Respecting one another
Systemic change – to the professional culture, the processes and the social meaning – of the justice system is inevitable. The number of people coming to court without lawyers has grown to astonishing proportions. More than half of family litigants across the country and a third of civil and appellate litigants are self-representing because they cannot afford, or continue to afford, legal assistance. SRLs see online information as giving them entry to a previously well-guarded system.
The profession is going to have to deal with its twin preoccupations of exclusivity and profit-making. They make difficult bedfellows, especially when “public interest” is added to the equation. SRLs accept they may lose, but they won’t just go away.

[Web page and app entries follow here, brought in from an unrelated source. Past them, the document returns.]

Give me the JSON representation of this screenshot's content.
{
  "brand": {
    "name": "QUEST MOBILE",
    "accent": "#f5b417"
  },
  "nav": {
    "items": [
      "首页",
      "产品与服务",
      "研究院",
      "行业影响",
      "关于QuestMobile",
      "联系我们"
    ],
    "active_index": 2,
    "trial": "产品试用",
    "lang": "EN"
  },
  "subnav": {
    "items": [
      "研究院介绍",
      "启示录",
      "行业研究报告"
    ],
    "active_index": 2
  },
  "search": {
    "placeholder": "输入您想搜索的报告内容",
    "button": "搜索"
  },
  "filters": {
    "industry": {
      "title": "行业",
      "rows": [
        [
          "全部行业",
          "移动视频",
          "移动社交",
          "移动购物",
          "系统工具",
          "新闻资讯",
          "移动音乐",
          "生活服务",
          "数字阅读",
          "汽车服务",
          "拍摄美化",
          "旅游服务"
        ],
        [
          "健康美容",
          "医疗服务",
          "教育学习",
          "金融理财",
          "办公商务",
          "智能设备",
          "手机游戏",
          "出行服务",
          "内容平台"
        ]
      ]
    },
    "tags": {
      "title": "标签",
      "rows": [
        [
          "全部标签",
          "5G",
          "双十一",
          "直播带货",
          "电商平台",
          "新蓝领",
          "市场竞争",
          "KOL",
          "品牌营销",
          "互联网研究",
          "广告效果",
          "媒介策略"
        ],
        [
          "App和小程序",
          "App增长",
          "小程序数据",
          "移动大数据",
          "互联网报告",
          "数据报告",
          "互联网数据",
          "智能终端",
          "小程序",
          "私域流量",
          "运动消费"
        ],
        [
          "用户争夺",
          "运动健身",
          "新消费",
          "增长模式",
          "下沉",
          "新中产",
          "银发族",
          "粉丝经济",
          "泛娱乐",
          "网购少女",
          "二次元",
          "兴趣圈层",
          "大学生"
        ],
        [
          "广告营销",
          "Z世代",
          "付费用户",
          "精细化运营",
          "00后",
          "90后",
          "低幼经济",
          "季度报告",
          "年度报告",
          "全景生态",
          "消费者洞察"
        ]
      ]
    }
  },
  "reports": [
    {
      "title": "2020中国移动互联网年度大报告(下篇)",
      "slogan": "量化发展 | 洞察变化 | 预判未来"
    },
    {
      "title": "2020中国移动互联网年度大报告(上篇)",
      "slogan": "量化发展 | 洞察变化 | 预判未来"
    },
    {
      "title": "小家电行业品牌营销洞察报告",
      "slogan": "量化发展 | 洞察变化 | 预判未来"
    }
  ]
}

Courts are being forced to deal with SRLs, and some of the recent jurisprudence highlights the battlegrounds: do we offer the public procedural fairness, or do we punish them for daring to imagine that they could do without lawyers?
It is too late now for insiders to shout all-hands-to-the-barricades; the bastion is already infiltrated. Those stubbornly defending the old ways may hold out for a while, but they will go down, as those who refuse to adapt always do. Change offers opportunity for those who seize it. There is room for both insiders and outsiders, respecting one another’s perspectives and experiences, to argue for change and bring justice back to the justice system.